## TASK
Pull every "JSON" line out of the data below.

## Page and application data records
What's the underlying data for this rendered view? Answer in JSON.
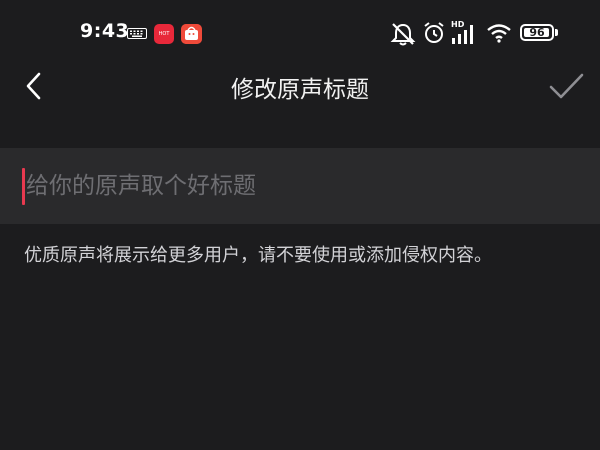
{
  "status_bar": {
    "time": "9:43",
    "app_badge_text": "HOT",
    "signal_label": "HD",
    "battery_level": "96",
    "battery_percent": 96
  },
  "nav": {
    "title": "修改原声标题"
  },
  "form": {
    "title_value": "",
    "title_placeholder": "给你的原声取个好标题",
    "hint": "优质原声将展示给更多用户，请不要使用或添加侵权内容。"
  },
  "colors": {
    "background": "#1c1c1e",
    "input_background": "#2a2a2c",
    "accent_caret": "#e8394f",
    "placeholder": "#6e6e72"
  }
}
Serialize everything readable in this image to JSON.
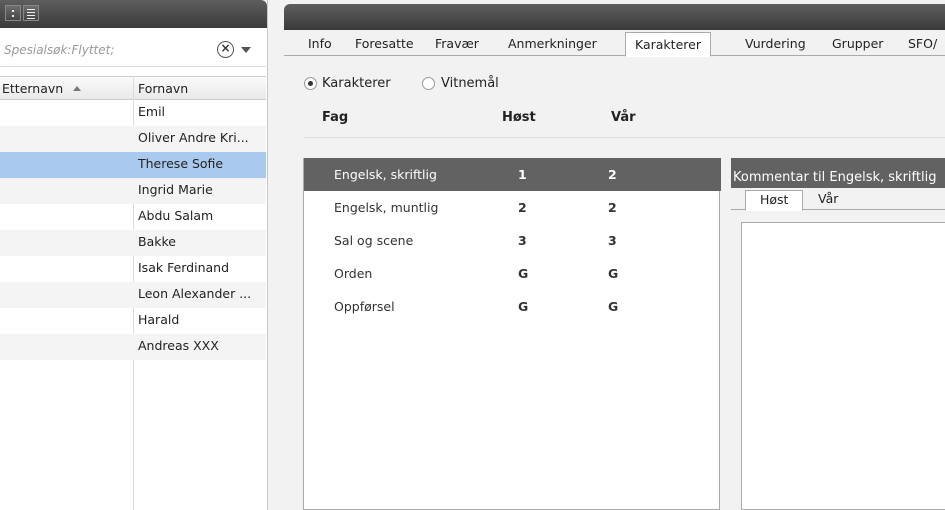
{
  "left_panel": {
    "toolbar": {
      "icons": [
        "menu-dots-icon",
        "list-icon"
      ]
    },
    "search": {
      "placeholder": "Spesialsøk:Flyttet;"
    },
    "columns": {
      "last_name": "Etternavn",
      "first_name": "Fornavn"
    },
    "rows": [
      {
        "first_name": "Emil"
      },
      {
        "first_name": "Oliver Andre Kri..."
      },
      {
        "first_name": "Therese Sofie",
        "selected": true
      },
      {
        "first_name": "Ingrid Marie"
      },
      {
        "first_name": "Abdu Salam"
      },
      {
        "first_name": "Bakke"
      },
      {
        "first_name": "Isak Ferdinand"
      },
      {
        "first_name": "Leon Alexander ..."
      },
      {
        "first_name": "Harald"
      },
      {
        "first_name": "Andreas XXX"
      }
    ]
  },
  "tabs": [
    "Info",
    "Foresatte",
    "Fravær",
    "Anmerkninger",
    "Karakterer",
    "Vurdering",
    "Grupper",
    "SFO/"
  ],
  "active_tab": "Karakterer",
  "radio": {
    "karakterer": "Karakterer",
    "vitnemal": "Vitnemål",
    "selected": "Karakterer"
  },
  "grades_table": {
    "headers": {
      "subject": "Fag",
      "autumn": "Høst",
      "spring": "Vår"
    },
    "rows": [
      {
        "subject": "Engelsk, skriftlig",
        "autumn": "1",
        "spring": "2",
        "selected": true
      },
      {
        "subject": "Engelsk, muntlig",
        "autumn": "2",
        "spring": "2"
      },
      {
        "subject": "Sal og scene",
        "autumn": "3",
        "spring": "3"
      },
      {
        "subject": "Orden",
        "autumn": "G",
        "spring": "G"
      },
      {
        "subject": "Oppførsel",
        "autumn": "G",
        "spring": "G"
      }
    ]
  },
  "comment": {
    "title": "Kommentar til Engelsk, skriftlig",
    "tabs": [
      "Høst",
      "Vår"
    ],
    "active_tab": "Høst"
  }
}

## EXPECTED ANSWER
What's the underlying data for this rendered view? Answer in JSON.
Serialize everything readable in this image to JSON.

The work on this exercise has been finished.